A group of rabbis has reached out to us and conveyed the deep sensitivities within the traditional/Orthodox community to this issue. Our subsequent discussions with representatives from that community have made us aware that publication of the announcement caused pain and consternation, and we apologize for any pain we may have caused.
The Jewish Standard has always striven to draw the community together, rather than drive its many segments apart. We have decided, therefore, since this is such a divisive issue, not to run such announcements in the future.
Well guess what, JS, you haven’t brought ANYONE together. When you throw some Jews out of the family due to the whining of others, you don’t have cohesion, you have coercion. And I think you’ll soon come to discover that there are more Jews in this country (and in New Jersey) who believe in inclusion than in winnowing out the not-Jewish-enough.
Crazy Rabbis in New Jersey
July 20th, 2010
A few Orthodox rabbis participated in the National Organization for Marriage’s rally in New Jersey. And they had some rather peculiar points to make.
One sign reads:
G-D’S COMMANDS ARE JUST, FAIR
AND POSSIBLE TO COMPLY WITH:
Sodomy causes others to sin, diseases and misbehavior.
The resulting high costs are crippling the economy.

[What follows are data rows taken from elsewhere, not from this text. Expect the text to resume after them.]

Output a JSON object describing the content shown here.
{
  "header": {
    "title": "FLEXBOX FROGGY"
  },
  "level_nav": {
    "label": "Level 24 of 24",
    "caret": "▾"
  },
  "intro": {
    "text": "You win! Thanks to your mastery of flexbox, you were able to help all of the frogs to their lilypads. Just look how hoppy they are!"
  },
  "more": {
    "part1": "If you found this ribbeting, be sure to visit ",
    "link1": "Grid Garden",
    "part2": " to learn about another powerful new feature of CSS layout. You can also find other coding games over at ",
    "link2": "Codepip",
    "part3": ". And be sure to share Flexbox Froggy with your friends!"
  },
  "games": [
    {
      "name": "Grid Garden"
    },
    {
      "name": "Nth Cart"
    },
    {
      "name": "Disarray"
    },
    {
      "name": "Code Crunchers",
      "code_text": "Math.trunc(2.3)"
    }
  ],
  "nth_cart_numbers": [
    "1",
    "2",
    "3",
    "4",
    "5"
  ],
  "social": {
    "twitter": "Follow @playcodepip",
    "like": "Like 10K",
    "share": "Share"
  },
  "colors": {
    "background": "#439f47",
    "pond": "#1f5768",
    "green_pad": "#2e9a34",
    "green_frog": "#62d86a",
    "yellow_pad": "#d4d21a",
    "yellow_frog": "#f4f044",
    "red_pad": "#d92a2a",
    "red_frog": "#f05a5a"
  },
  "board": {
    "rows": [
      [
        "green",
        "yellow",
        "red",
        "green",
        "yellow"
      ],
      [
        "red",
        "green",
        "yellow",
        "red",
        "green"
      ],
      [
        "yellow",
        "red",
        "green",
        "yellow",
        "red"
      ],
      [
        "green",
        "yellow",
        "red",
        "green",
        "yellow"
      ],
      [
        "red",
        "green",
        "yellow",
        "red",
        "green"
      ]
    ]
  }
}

Every human being is obligated to control his physical desire.
RATHER HEAL YOURSELVES & ENJOY LIFE A LOT BETTER!
Ah, wackadoodlery. The traditional circus song flitted through my head as I tried to figure out how sodomy causes others to sin or how it’s crippling the economy.
The other sign fails the tiny print rule but seems to be making the same argument that we hear from the “America is a Christian Nation” crowd.
p.s. Hey, kid, knock of that misbehavior.
Bishop blames the “God-killing” Jews for Church’s pedophile priest crisis
April 14th, 2010
The Catholic Church and an Italian news source are in a dispute over statements purportedly made by Monsignor Giacomo Babini, the Bishop Emeritus of Grossetto. Babini says he never made the remarks and Pontifex claims to have tape. (Time Online)
A retired Italian bishop has provoked fury by reportedly suggesting that “Zionists” are behind the current storm of accusations over clerical sex abuse shaking the Vatican and the Catholic Church.
Monsignor Babini’s reported comments follow a series of statements from senior Vatican cardinals blaming a “concerted campaign” by “powerful lobbies” for accusations that Pope Benedict XVI was involved in covering up cases of clerical abuse both as Archbishop of Munich from 1977 to 1982 and subsequently as head of doctrine at the Vatican.
None has explicitly blamed Jews or any other group. However Bishop Babini, 81, said Jews “do not want the Church, they are its natural enemies”. He added: “Deep down, historically speaking, the Jews are deicides [God killers].”
The Catholic Church is in crisis over criticism of the way they enabled and protected priests who molested the children in their care. So far, their response has been to deny any institutional fault and to seek to push the blame to those whom they already consider to be their enemies.
They’ve blamed the gays outright and some now may be suggesting it’s all a Zionist Plot. History cautions against going in this direction.